The pandemic took its toll on all of us in some way. I discovered last July that I had been buying jars peanut butter every week. Big, double-packaged jars and smaller single jars...but all crunchy. I don't really eat peanut butter much anymore, but my cortisol-soaked brain loves it, apparently. Peanut butter is a staple of nourishment for a person living in a subterranean bunker, avoiding a plague. You can put in on anything available to give you the fat and protein necessary to sustain your life. A slice of bread, a cracker, a spoon or your finger will do nicely. I collected ten jars of peanut butter, placing them in the pantry, basement and closets like a squirrel hiding nuts for a long winter. There may be some jars we still haven't found, which is exciting to think about. I thought I was fine. I worked way more than I would ever recommend to a client. To be honest, I only realized I had worked so much in December, after the work was done. I worked out, but slept and ate less well. The chip aisle was rarely skipped from March until July. We were fortunate to have good friends with whom we could pod, but our circle was them and our adult children. We could not always see our kids because they had exposures. We were on high alert.

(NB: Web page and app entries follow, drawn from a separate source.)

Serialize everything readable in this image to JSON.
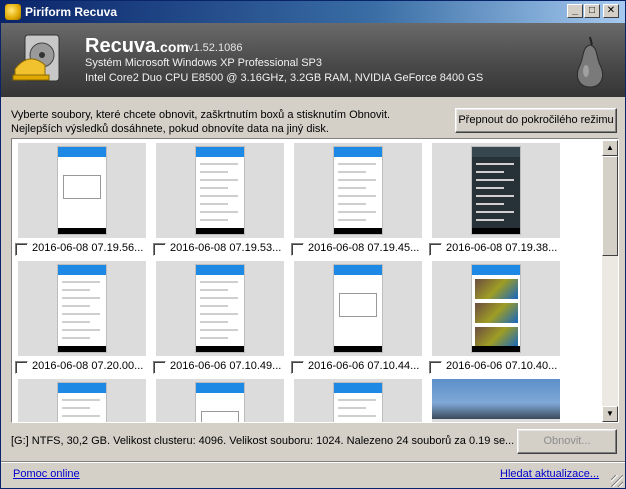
{
  "window": {
    "title": "Piriform Recuva",
    "controls": {
      "minimize": "_",
      "maximize": "□",
      "close": "✕"
    }
  },
  "header": {
    "brand": "Recuva",
    "brand_suffix": ".com",
    "version": "v1.52.1086",
    "os_line": "Systém Microsoft Windows XP Professional SP3",
    "hw_line": "Intel Core2 Duo CPU E8500 @ 3.16GHz, 3.2GB RAM, NVIDIA GeForce 8400 GS",
    "logo_icon": "recuva-logo-icon",
    "pear_icon": "piriform-pear-icon"
  },
  "instructions": {
    "line1": "Vyberte soubory, které chcete obnovit, zaškrtnutím boxů a stisknutím Obnovit.",
    "line2": "Nejlepších výsledků dosáhnete, pokud obnovíte data na jiný disk."
  },
  "advanced_button": "Přepnout do pokročilého režimu",
  "thumbnails": [
    {
      "name": "2016-06-08 07.19.56...",
      "checked": false,
      "style": "dialog"
    },
    {
      "name": "2016-06-08 07.19.53...",
      "checked": false,
      "style": "settings"
    },
    {
      "name": "2016-06-08 07.19.45...",
      "checked": false,
      "style": "list"
    },
    {
      "name": "2016-06-08 07.19.38...",
      "checked": false,
      "style": "dark"
    },
    {
      "name": "2016-06-08 07.20.00...",
      "checked": false,
      "style": "settings"
    },
    {
      "name": "2016-06-06 07.10.49...",
      "checked": false,
      "style": "settings"
    },
    {
      "name": "2016-06-06 07.10.44...",
      "checked": false,
      "style": "dialog"
    },
    {
      "name": "2016-06-06 07.10.40...",
      "checked": false,
      "style": "gallery"
    },
    {
      "name": "",
      "checked": false,
      "style": "settings"
    },
    {
      "name": "",
      "checked": false,
      "style": "dialog"
    },
    {
      "name": "",
      "checked": false,
      "style": "list"
    },
    {
      "name": "",
      "checked": false,
      "style": "landscape"
    }
  ],
  "scrollbar": {
    "up": "▲",
    "down": "▼"
  },
  "status_text": "[G:] NTFS, 30,2 GB. Velikost clusteru: 4096. Velikost souboru: 1024. Nalezeno 24 souborů za 0.19 se...",
  "recover_button": "Obnovit...",
  "footer": {
    "help_link": "Pomoc online",
    "update_link": "Hledat aktualizace..."
  }
}
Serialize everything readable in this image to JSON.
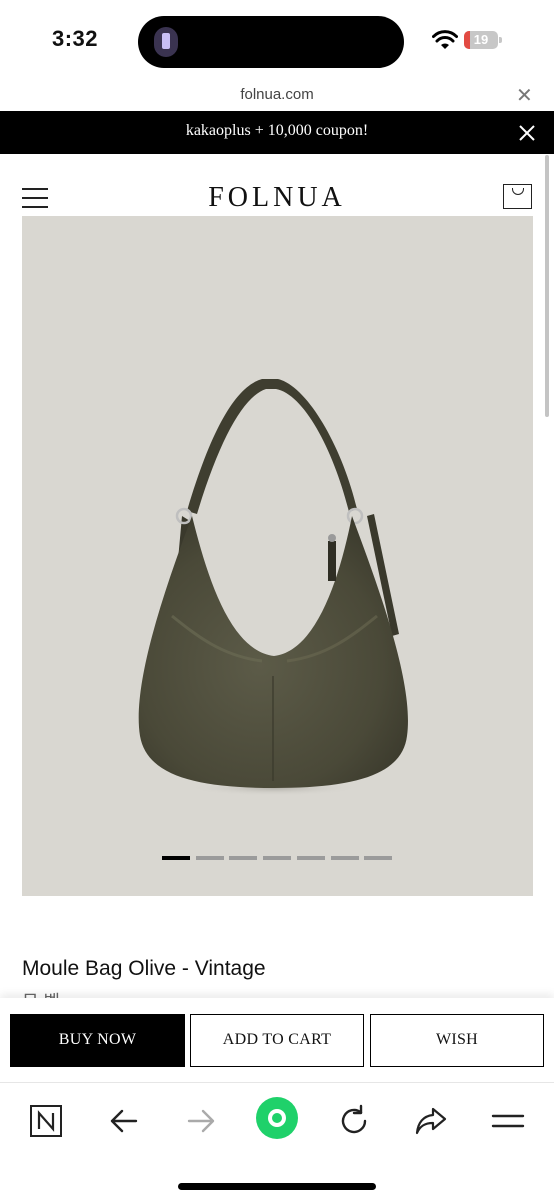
{
  "status_bar": {
    "time": "3:32",
    "battery_level": "19",
    "battery_percent": 19,
    "icons": [
      "flashlight-icon",
      "wifi-icon",
      "battery-icon"
    ]
  },
  "browser": {
    "url": "folnua.com",
    "close_icon": "close-icon"
  },
  "promo": {
    "text": "kakaoplus + 10,000 coupon!",
    "close_icon": "close-icon"
  },
  "header": {
    "logo": "FOLNUA",
    "menu_icon": "hamburger-menu-icon",
    "cart_icon": "shopping-bag-icon"
  },
  "product": {
    "title": "Moule Bag Olive - Vintage",
    "subtitle": "무 벨",
    "image_count": 7,
    "active_image": 1,
    "image_bg": "#d9d7d1",
    "bag_color": "#4d4c3c"
  },
  "actions": {
    "buy_now": "BUY NOW",
    "add_to_cart": "ADD TO CART",
    "wish": "WISH"
  },
  "toolbar": {
    "icons": [
      "naver-home-icon",
      "back-arrow-icon",
      "forward-arrow-icon",
      "green-circle-icon",
      "reload-icon",
      "share-icon",
      "menu-icon"
    ],
    "accent": "#1fd16a"
  }
}
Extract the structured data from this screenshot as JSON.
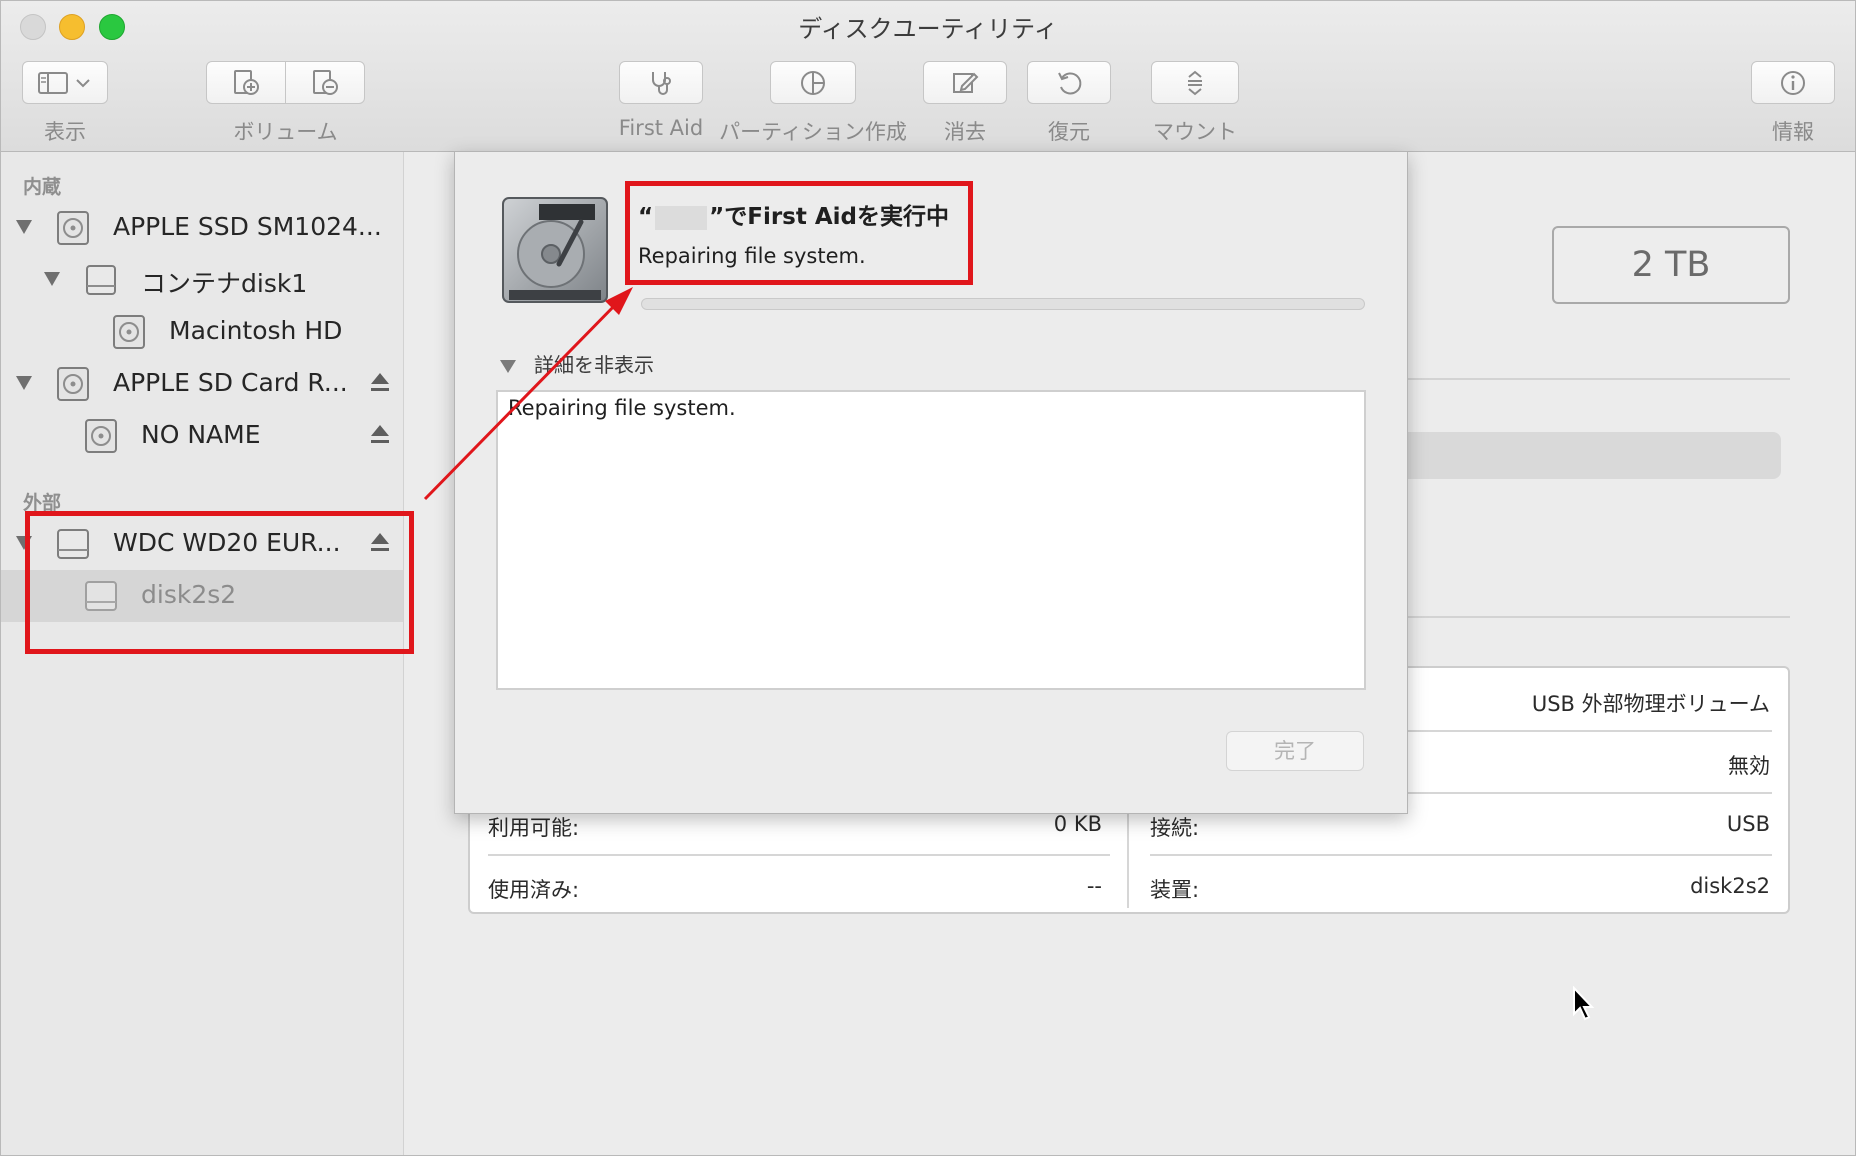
{
  "window": {
    "title": "ディスクユーティリティ"
  },
  "toolbar": {
    "view_label": "表示",
    "volume_label": "ボリューム",
    "first_aid_label": "First Aid",
    "partition_label": "パーティション作成",
    "erase_label": "消去",
    "restore_label": "復元",
    "mount_label": "マウント",
    "info_label": "情報"
  },
  "sidebar": {
    "internal_header": "内蔵",
    "external_header": "外部",
    "items": [
      {
        "label": "APPLE SSD SM1024...",
        "level": 0,
        "icon": "internal-disk-icon"
      },
      {
        "label": "コンテナdisk1",
        "level": 1,
        "icon": "container-icon"
      },
      {
        "label": "Macintosh HD",
        "level": 2,
        "icon": "volume-icon"
      },
      {
        "label": "APPLE SD Card R...",
        "level": 0,
        "icon": "sd-card-icon",
        "ejectable": true
      },
      {
        "label": "NO NAME",
        "level": 1,
        "icon": "volume-icon",
        "ejectable": true
      },
      {
        "label": "WDC WD20 EUR...",
        "level": 0,
        "icon": "external-disk-icon",
        "ejectable": true
      },
      {
        "label": "disk2s2",
        "level": 1,
        "icon": "external-volume-icon",
        "selected": true
      }
    ]
  },
  "main": {
    "capacity": "2 TB",
    "info": {
      "available_label": "利用可能:",
      "available_value": "0 KB",
      "used_label": "使用済み:",
      "used_value": "--",
      "type_value": "USB 外部物理ボリューム",
      "owners_value": "無効",
      "connection_label": "接続:",
      "connection_value": "USB",
      "device_label": "装置:",
      "device_value": "disk2s2"
    }
  },
  "sheet": {
    "title_open_quote": "“",
    "title_suffix": "”でFirst Aidを実行中",
    "status": "Repairing file system.",
    "progress": 0.0,
    "details_toggle": "詳細を非表示",
    "log": "Repairing file system.",
    "done_button": "完了"
  },
  "annotations": {
    "color": "#e0161b"
  }
}
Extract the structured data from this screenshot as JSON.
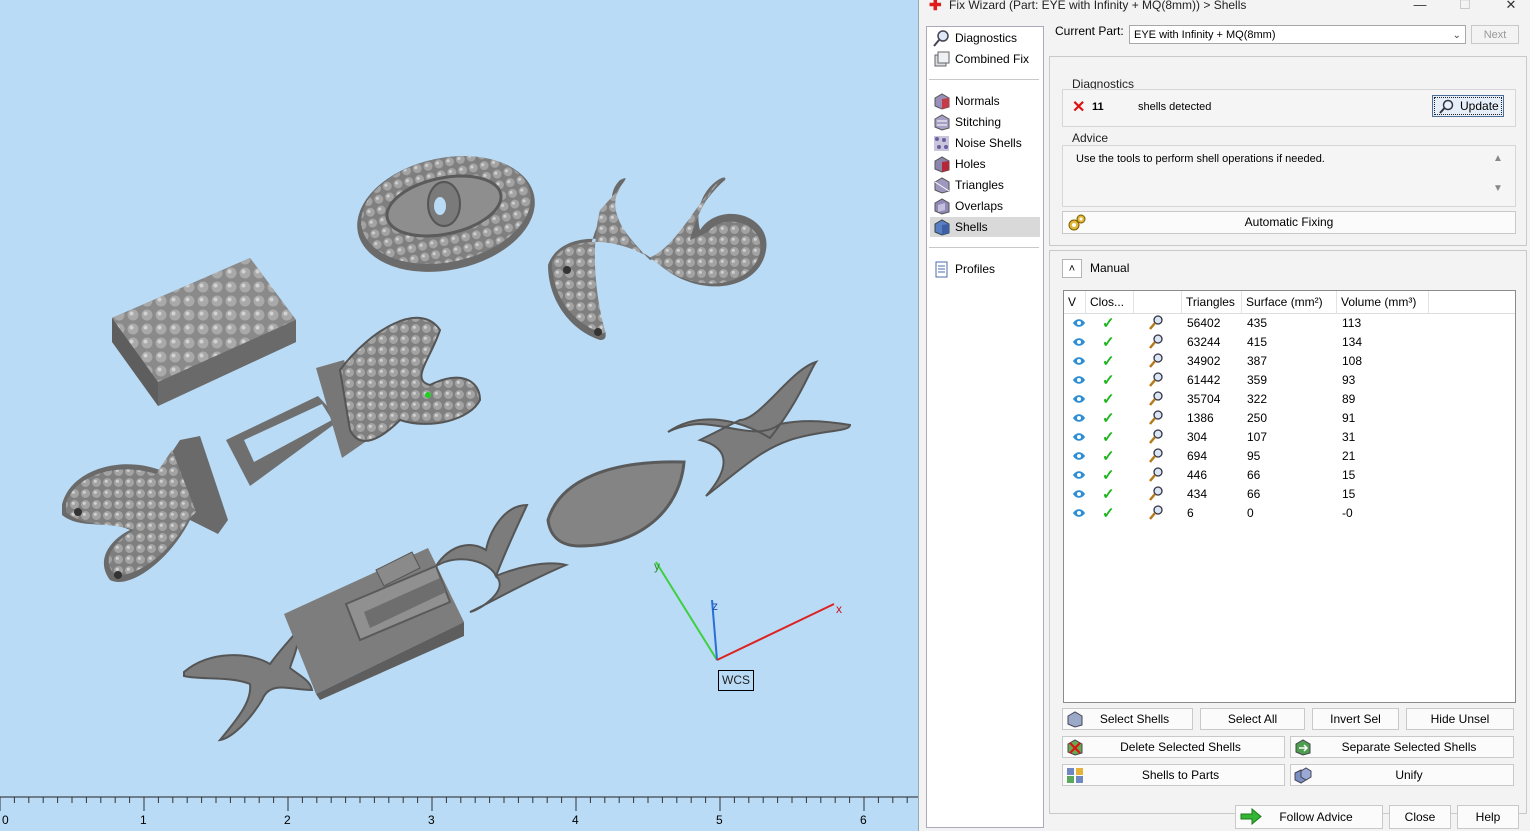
{
  "viewport": {
    "ruler_ticks": [
      "0",
      "1",
      "2",
      "3",
      "4",
      "5",
      "6"
    ],
    "axes": {
      "x": "x",
      "y": "y",
      "z": "z"
    },
    "wcs_label": "WCS"
  },
  "dialog": {
    "title": "Fix Wizard (Part: EYE with Infinity + MQ(8mm)) > Shells",
    "window_controls": {
      "minimize": "—",
      "maximize": "☐",
      "close": "✕"
    },
    "nav": [
      {
        "label": "Diagnostics",
        "icon": "diagnostics-icon"
      },
      {
        "label": "Combined Fix",
        "icon": "combined-fix-icon"
      },
      {
        "label": "Normals",
        "icon": "normals-icon"
      },
      {
        "label": "Stitching",
        "icon": "stitching-icon"
      },
      {
        "label": "Noise Shells",
        "icon": "noise-shells-icon"
      },
      {
        "label": "Holes",
        "icon": "holes-icon"
      },
      {
        "label": "Triangles",
        "icon": "triangles-icon"
      },
      {
        "label": "Overlaps",
        "icon": "overlaps-icon"
      },
      {
        "label": "Shells",
        "icon": "shells-icon",
        "active": true
      },
      {
        "label": "Profiles",
        "icon": "profiles-icon"
      }
    ],
    "current_part_label": "Current Part:",
    "current_part_value": "EYE with Infinity + MQ(8mm)",
    "next_label": "Next",
    "diagnostics": {
      "title": "Diagnostics",
      "count": "11",
      "message": "shells detected",
      "update_label": "Update"
    },
    "advice": {
      "title": "Advice",
      "text": "Use the tools to perform shell operations if needed."
    },
    "automatic_fixing_label": "Automatic Fixing",
    "manual_label": "Manual",
    "table": {
      "columns": [
        "V",
        "Clos...",
        "",
        "Triangles",
        "Surface (mm²)",
        "Volume (mm³)"
      ],
      "rows": [
        {
          "triangles": "56402",
          "surface": "435",
          "volume": "113"
        },
        {
          "triangles": "63244",
          "surface": "415",
          "volume": "134"
        },
        {
          "triangles": "34902",
          "surface": "387",
          "volume": "108"
        },
        {
          "triangles": "61442",
          "surface": "359",
          "volume": "93"
        },
        {
          "triangles": "35704",
          "surface": "322",
          "volume": "89"
        },
        {
          "triangles": "1386",
          "surface": "250",
          "volume": "91"
        },
        {
          "triangles": "304",
          "surface": "107",
          "volume": "31"
        },
        {
          "triangles": "694",
          "surface": "95",
          "volume": "21"
        },
        {
          "triangles": "446",
          "surface": "66",
          "volume": "15"
        },
        {
          "triangles": "434",
          "surface": "66",
          "volume": "15"
        },
        {
          "triangles": "6",
          "surface": "0",
          "volume": "-0"
        }
      ]
    },
    "buttons": {
      "select_shells": "Select Shells",
      "select_all": "Select All",
      "invert_sel": "Invert Sel",
      "hide_unsel": "Hide Unsel",
      "delete_selected": "Delete Selected Shells",
      "separate_selected": "Separate Selected Shells",
      "shells_to_parts": "Shells to Parts",
      "unify": "Unify",
      "follow_advice": "Follow Advice",
      "close": "Close",
      "help": "Help"
    },
    "colors": {
      "check": "#1fb51f",
      "error_x": "#d11111",
      "eye": "#2d8ed6",
      "viewport_bg": "#b9dbf5"
    }
  }
}
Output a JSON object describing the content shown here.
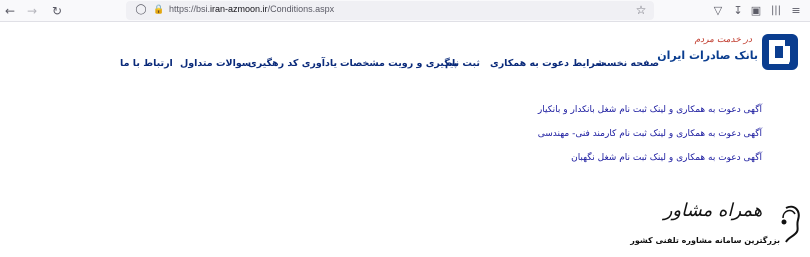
{
  "browser": {
    "url_prefix": "https://bsi.",
    "url_host": "iran-azmoon.ir",
    "url_path": "/Conditions.aspx",
    "icons": [
      "back-arrow-icon",
      "forward-arrow-icon",
      "reload-icon",
      "shield-icon",
      "lock-icon",
      "bookmark-star-icon",
      "pocket-icon",
      "download-icon",
      "extensions-icon",
      "library-icon",
      "hamburger-menu-icon"
    ]
  },
  "site": {
    "logo_name": "بانک صادرات ایران",
    "logo_slogan": "در خدمت مردم",
    "brand_color": "#0a3d8f",
    "menu": [
      "صفحه نخست",
      "شرایط دعوت به همکاری",
      "ثبت نام",
      "پیگیری و رویت مشخصات",
      "یادآوری کد رهگیری",
      "سوالات متداول",
      "ارتباط با ما"
    ]
  },
  "content": {
    "links": [
      "آگهی دعوت به همکاری و لینک ثبت نام شغل بانکدار و بانکیار",
      "آگهی دعوت به همکاری و لینک ثبت نام کارمند فنی- مهندسی",
      "آگهی دعوت به همکاری و لینک ثبت نام شغل نگهبان"
    ]
  },
  "watermark": {
    "logo_text": "همراه مشاور",
    "tagline": "بزرگترین سامانه مشاوره تلفنی کشور"
  }
}
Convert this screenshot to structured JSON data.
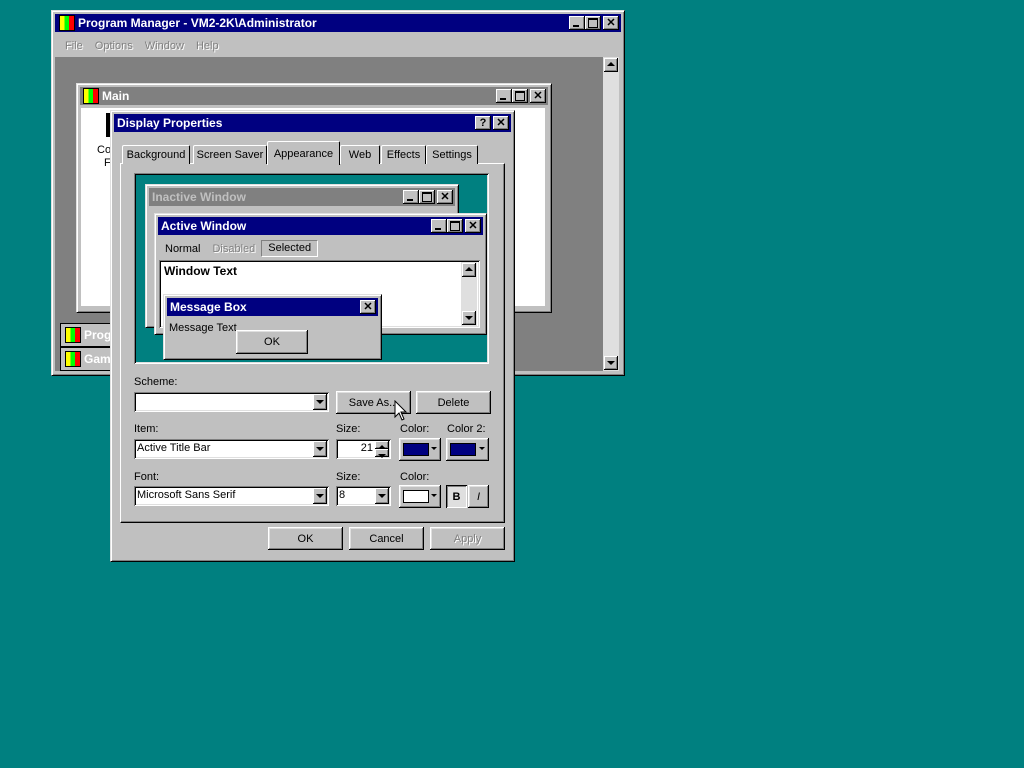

So, my mantra for 2021 is "Do hard shit on purpose every day!" And I am encouraging my clients to challenge themselves with hard things too. Our bodies evolved while being challenged daily. Our cardiovascular system thrives on challenges, and our brain does too. The extra circulation which occurs during a physical challenge, bathes our brain in our body's chemical goodness. Serotonin, norepinephrine, dopamine and endorphins are all released and absorbed during exercise. Start slow...walk across the house, walk down the road and back, lift, run, jog, walk, yoga or cycle and you will feel the emotional benefits as well as the the physical ones. After all...what is good for our heart is good for our brain.
Another hard thing we can do is be still. As one of my favorite clients (they are all my favorites!) pointed out, the 30 minutes she spends in a bubble bath three times a week are the hardest thing for her. It is stillness that has become foreign to us as we have spent the last year and a half in a constant state of down the road thinking. Be still, be silent, be mindful. Meditation is great. Pick a school of thought and find a guided meditation on YouTube or on a phone app and focus on your breath. Don't plan on being an instant mediation success. They call it a "mediation practice" for a reason. It takes work and development of the neural pathway to be truly good at it. Getting to bed early can also be hard, but has tremendous effects on our ability to cope and feel well.
Pick your hard thing and do it...on purpose...every day. As you more intentionally challenge yourself, notice your ability to cope with the unexpected return and serve you well. I'll keep taking ice cold showers and skipping the peanut butter aisle.